The band Lions & Ghosts have a song called "Wilton House" about, yes, THE wilton house, where singer/guitarist Rick Parker lived with Perry, Eric, and Jane, among others. The band's drummer, Michael Murphy would later go on to play with Eric and Dave in Deconstruction in 1994.

Early Jane's guitarist Mark Pritchard still plays music. He has a band called Roman Wall and played guitar on the song "Philo Beddoe" on Eric Avery's 2008 solo album Help Wanted.

Falling James was briefly married to Courtney Love, before Kurt. Courtney's band Hole released an album called Celebrity Skin in 1998. Celebrity Skin, the band she lifted the name from, also played the ranch party with Scrunge and Psi Com, and they later opened for Jane's Addiction around the time of Nothing's Shocking.

Dino Paredes did album art direction for Celebrity Skin (the band, not the Hole album) and Psi Com. He was also supposedly Psi Com's bassist for a very short time. He was later in a band called Red Temple Spirits.

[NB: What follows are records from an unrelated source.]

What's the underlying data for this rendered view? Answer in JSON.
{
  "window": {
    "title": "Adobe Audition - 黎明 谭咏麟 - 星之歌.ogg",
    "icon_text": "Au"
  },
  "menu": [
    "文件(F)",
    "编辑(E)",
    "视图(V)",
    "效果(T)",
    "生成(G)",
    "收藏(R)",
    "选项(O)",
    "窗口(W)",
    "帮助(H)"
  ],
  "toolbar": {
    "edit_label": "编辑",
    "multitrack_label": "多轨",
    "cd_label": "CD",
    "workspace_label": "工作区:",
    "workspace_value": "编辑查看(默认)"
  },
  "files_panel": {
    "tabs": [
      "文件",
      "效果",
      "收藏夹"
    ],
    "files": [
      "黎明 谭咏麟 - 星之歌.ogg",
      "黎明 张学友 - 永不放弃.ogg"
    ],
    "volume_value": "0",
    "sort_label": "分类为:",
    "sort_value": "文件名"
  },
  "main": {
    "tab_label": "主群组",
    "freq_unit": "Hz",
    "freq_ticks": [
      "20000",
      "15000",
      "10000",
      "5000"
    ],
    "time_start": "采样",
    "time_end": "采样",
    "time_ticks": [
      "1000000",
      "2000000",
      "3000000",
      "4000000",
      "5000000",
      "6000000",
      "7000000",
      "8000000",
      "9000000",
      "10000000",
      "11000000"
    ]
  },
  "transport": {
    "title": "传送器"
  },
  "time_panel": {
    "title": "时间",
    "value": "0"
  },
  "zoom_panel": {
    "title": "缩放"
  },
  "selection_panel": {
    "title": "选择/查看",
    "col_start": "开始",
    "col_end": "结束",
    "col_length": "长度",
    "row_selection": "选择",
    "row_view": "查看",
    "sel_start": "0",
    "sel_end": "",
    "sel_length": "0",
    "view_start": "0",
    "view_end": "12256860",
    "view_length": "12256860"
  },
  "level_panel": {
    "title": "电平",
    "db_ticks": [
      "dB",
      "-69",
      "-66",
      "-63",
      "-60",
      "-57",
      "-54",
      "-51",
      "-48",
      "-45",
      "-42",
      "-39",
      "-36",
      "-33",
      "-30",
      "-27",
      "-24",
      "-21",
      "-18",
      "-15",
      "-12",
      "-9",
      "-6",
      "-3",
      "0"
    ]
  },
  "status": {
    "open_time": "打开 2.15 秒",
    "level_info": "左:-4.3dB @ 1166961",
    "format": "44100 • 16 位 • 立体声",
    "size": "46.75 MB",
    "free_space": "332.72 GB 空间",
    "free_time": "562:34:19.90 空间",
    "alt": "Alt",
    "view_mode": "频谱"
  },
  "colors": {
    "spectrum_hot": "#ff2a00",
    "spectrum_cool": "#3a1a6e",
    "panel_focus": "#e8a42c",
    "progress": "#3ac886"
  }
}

There's an Alice Cooper tribute CD called Welcome To Our Nightmare released by Triple X Records in 1993 that features some musicians I've mentioned here, including Don Bolles, Jula Bell, Stephen Perkins (as part of the one-off band Cold Ethyl)... and most curiously, a track from the band Carnival Art features someone conspicuously credited only as "Ed" on guitar. Turns out this is Ed Dobrydnio, the early Jane's guitarist. Carnival Art, which also featured Brian Bell later of Weezer, put out a handful of releases between 1989 and 1992. Ed has pretty much vanished since.

There is a Jane's Addiction bootleg vinyl double LP called Mephisto Demos which includes a few early Jane's demos, plus several songs from some unknown band (which an unsuspecting buyer would be lead to believe was Jane's Addiction). There was a time when some fans speculated that these demos were from Flower Quartet or some other early band of a Jane's member, but they aren't
. For the complete unraveling of the mystery songs, click here.

Flower Quartet (Chris Shepard and Jack Gould)

psi-com Psi Com

dizastre Dizastre

Carnival Art (Ed Dobrydnio on the far right, I think)

Yellow Dog Contract (Eric in the background, far right)

Jane's Addiction Jane's Addiction

general music info:
Trouser Press
band specific:
Jane's Addiction
Psi Com
Polar Bear

Black Angel's Death Song